— Supplied material —
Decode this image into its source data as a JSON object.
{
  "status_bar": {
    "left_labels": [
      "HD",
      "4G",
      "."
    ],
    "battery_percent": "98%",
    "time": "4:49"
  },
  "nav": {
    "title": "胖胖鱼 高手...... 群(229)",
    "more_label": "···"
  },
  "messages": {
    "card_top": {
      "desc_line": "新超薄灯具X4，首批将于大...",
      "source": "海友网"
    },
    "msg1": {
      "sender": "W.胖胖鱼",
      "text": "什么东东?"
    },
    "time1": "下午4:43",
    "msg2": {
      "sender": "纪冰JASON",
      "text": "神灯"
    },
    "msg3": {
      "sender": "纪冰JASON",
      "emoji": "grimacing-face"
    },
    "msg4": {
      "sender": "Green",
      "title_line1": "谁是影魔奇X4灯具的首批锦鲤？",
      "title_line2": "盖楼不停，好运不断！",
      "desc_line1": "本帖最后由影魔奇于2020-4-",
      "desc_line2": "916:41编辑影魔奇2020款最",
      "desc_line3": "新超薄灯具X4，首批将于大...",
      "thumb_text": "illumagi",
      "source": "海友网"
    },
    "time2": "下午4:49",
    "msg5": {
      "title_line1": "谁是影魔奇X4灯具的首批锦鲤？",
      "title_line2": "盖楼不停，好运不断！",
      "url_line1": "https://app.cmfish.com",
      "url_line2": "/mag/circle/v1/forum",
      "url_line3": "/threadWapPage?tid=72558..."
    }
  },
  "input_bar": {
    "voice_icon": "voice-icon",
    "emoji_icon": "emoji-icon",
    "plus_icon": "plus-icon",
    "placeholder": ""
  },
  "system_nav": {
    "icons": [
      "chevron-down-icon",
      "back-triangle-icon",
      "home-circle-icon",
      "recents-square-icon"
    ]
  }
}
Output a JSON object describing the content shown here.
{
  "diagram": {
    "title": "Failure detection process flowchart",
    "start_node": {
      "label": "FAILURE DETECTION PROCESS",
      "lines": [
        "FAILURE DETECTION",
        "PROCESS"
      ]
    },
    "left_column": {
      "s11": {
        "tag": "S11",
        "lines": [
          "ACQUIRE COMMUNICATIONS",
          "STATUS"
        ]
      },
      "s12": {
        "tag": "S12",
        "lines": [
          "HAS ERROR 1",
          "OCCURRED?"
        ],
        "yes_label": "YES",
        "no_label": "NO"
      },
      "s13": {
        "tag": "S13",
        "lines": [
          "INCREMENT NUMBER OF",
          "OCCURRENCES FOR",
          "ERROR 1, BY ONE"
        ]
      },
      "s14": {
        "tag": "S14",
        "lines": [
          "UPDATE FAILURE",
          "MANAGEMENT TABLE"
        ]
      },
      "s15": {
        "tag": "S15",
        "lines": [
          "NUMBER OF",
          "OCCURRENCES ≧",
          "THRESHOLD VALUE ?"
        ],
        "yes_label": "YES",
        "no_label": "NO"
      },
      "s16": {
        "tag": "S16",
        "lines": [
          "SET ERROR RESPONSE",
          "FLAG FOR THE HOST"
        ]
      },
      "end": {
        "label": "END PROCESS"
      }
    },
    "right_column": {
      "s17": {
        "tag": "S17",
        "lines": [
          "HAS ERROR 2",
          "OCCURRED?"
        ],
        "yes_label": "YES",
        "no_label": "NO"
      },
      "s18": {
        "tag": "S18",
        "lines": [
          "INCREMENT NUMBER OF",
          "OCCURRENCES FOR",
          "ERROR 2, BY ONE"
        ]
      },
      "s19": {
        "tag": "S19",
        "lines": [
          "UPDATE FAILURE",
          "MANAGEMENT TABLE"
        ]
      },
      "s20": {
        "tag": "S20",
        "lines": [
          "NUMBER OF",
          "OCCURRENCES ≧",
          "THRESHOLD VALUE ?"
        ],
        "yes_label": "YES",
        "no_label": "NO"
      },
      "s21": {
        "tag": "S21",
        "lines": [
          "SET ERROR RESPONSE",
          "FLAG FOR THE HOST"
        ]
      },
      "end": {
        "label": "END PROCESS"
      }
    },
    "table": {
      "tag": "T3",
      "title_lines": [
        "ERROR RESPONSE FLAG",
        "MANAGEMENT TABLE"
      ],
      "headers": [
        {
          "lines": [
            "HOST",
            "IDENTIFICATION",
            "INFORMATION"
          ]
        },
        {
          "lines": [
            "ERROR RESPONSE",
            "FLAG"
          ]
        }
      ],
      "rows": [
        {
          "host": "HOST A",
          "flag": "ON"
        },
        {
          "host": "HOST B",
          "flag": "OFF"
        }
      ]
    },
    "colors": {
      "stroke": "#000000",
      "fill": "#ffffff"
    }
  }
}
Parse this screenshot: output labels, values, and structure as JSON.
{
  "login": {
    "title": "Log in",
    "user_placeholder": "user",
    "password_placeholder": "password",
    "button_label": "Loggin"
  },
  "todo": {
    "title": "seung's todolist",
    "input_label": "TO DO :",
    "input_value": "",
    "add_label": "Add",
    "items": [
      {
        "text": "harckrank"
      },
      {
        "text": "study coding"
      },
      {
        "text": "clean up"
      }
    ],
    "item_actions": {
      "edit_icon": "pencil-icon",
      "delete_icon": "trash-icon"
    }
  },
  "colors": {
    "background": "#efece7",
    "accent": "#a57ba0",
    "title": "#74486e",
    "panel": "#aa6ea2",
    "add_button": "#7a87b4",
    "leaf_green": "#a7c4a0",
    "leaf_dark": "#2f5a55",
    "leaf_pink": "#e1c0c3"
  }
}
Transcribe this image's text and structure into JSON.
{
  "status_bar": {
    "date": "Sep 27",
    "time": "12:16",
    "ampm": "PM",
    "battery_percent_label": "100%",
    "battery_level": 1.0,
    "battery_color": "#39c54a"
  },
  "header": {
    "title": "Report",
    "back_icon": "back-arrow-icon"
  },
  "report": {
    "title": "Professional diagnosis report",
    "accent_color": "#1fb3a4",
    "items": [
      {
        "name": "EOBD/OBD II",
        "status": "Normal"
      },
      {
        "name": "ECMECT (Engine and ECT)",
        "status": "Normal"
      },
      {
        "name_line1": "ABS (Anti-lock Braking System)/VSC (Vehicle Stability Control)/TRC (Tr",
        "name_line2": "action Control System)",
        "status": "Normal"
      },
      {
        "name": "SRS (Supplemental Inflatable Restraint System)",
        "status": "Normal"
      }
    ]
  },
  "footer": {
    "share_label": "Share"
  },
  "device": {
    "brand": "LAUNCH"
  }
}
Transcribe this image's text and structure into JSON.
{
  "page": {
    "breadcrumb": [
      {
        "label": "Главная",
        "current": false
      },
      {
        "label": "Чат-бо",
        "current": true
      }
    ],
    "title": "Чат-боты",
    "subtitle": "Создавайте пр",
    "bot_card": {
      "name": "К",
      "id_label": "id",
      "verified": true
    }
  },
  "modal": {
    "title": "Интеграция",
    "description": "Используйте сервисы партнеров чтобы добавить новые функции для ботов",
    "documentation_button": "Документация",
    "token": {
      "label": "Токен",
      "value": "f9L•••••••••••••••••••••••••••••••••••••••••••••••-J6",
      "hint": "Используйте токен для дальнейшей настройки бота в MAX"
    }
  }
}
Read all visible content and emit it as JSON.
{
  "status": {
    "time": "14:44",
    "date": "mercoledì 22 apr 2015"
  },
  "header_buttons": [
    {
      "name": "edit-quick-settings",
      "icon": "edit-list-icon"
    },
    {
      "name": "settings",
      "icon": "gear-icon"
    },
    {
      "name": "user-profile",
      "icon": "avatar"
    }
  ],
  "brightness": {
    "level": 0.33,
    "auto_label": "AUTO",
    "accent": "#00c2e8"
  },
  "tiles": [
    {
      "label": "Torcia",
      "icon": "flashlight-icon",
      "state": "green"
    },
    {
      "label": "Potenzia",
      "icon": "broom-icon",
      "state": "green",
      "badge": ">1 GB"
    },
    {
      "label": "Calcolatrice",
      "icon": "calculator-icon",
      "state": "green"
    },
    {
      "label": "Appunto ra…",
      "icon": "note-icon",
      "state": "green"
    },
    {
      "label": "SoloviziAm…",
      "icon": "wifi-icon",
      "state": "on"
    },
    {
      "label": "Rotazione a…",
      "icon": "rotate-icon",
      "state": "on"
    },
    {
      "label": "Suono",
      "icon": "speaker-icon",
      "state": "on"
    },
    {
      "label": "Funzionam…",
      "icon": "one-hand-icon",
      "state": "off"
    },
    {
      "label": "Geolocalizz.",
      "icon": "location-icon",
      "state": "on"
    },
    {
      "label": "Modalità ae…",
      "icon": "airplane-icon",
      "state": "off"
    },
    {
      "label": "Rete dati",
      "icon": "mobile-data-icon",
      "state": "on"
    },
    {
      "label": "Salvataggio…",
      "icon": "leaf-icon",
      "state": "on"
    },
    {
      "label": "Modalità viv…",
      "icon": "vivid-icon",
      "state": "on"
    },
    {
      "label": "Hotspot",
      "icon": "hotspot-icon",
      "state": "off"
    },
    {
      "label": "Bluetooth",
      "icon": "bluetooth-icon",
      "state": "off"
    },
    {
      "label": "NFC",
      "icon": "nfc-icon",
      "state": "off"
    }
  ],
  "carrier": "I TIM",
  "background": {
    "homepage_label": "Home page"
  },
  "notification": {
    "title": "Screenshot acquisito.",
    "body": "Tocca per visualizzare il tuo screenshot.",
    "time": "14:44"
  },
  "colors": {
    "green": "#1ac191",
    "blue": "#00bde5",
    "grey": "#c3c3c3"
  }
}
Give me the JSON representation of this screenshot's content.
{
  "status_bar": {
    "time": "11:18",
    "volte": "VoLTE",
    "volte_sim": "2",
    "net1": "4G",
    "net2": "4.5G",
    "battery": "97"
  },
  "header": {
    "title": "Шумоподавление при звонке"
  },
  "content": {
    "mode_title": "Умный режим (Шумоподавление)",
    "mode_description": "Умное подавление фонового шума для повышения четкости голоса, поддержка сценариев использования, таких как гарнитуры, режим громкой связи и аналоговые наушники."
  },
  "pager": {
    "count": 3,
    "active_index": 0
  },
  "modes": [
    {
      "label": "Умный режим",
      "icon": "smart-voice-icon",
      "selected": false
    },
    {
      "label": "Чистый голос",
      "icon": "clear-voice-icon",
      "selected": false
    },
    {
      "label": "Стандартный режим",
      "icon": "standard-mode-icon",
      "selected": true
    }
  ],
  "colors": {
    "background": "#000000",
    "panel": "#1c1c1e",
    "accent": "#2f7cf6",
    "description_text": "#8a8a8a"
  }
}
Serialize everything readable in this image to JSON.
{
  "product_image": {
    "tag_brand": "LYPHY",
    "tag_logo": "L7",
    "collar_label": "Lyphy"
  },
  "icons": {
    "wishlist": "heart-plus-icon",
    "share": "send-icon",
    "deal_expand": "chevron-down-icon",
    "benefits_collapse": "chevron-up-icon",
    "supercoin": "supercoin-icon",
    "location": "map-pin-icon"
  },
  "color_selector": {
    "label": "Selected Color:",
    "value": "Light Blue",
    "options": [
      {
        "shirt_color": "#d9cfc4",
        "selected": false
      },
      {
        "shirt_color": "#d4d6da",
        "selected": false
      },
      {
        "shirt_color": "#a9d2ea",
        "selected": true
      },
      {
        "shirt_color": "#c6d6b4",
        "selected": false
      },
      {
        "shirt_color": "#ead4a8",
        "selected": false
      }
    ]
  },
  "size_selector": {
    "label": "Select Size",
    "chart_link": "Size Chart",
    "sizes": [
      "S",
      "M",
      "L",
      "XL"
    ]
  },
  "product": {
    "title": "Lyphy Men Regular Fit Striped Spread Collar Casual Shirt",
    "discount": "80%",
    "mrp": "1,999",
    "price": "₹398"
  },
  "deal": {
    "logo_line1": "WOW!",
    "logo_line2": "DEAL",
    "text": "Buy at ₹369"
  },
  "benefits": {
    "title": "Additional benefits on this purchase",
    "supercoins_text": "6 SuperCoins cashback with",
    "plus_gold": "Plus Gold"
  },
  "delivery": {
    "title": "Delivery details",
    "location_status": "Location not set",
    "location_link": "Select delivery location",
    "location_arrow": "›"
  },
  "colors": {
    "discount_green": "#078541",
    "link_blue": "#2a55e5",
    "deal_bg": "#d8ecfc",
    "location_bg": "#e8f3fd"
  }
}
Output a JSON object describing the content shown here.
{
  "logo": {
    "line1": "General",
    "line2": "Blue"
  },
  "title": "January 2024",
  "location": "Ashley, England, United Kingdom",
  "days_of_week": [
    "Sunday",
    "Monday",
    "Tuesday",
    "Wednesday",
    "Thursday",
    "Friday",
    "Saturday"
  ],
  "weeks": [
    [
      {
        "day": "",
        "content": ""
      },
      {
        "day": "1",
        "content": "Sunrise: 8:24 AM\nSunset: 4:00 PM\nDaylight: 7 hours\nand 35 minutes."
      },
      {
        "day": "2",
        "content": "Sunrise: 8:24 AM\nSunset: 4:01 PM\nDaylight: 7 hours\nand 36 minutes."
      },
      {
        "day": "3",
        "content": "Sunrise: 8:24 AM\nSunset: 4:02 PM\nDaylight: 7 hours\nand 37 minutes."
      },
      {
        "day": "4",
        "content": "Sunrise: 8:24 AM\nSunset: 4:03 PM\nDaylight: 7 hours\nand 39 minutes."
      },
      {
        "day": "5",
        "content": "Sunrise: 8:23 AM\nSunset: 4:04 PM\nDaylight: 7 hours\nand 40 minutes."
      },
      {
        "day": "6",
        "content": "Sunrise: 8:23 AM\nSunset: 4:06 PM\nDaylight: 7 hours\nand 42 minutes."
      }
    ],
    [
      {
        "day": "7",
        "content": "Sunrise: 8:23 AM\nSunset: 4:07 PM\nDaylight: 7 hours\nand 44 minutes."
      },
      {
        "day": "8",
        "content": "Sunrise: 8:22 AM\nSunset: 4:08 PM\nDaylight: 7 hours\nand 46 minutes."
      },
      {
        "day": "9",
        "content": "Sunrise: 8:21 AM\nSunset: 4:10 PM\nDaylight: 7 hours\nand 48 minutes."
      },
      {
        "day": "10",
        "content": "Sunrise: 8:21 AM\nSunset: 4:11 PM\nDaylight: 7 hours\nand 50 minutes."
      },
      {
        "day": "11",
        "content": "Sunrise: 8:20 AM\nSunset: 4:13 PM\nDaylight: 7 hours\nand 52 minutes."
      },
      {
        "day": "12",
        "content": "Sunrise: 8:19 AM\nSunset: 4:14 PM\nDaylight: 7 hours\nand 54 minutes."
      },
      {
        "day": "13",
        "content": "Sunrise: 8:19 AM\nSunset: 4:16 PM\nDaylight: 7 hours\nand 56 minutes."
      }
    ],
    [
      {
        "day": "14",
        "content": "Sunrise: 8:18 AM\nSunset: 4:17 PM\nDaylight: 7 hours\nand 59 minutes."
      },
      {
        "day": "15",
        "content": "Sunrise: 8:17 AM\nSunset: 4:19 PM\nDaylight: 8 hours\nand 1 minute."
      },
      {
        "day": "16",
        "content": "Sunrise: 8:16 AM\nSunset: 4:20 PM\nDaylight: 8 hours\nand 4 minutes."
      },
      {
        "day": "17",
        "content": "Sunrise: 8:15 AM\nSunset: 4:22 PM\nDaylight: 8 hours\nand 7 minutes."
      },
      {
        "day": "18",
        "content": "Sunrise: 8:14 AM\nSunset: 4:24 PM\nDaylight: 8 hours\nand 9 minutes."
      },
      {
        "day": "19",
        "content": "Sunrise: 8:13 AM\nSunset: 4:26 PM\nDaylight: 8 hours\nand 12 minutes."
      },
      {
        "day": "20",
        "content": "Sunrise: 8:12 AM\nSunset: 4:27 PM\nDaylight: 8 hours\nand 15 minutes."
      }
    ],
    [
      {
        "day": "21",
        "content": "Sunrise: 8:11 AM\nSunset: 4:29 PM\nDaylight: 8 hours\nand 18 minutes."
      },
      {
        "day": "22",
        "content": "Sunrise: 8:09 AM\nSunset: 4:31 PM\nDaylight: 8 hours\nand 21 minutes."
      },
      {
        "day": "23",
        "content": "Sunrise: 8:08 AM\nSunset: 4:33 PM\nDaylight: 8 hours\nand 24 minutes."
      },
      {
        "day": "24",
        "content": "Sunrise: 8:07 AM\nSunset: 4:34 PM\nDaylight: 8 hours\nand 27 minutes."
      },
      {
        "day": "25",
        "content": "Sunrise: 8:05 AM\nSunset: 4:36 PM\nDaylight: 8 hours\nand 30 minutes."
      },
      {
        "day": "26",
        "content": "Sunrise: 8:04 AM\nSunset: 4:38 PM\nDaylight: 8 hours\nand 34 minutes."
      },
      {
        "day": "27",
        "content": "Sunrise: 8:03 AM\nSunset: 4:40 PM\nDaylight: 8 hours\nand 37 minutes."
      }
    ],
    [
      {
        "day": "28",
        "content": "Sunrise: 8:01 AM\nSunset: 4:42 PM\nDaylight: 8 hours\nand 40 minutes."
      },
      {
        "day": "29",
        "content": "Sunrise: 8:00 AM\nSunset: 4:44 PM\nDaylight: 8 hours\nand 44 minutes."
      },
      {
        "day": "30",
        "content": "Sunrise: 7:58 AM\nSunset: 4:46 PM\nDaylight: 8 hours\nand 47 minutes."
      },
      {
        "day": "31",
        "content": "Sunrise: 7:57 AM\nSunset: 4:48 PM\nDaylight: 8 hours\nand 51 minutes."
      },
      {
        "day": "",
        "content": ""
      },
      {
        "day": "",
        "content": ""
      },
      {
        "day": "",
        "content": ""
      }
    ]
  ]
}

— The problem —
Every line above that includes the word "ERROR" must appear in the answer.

— Reply to the task —
          "HAS ERROR 1",
          "ERROR 1, BY ONE"
          "SET ERROR RESPONSE",
          "HAS ERROR 2",
          "ERROR 2, BY ONE"
          "SET ERROR RESPONSE",
        "ERROR RESPONSE FLAG",
            "ERROR RESPONSE",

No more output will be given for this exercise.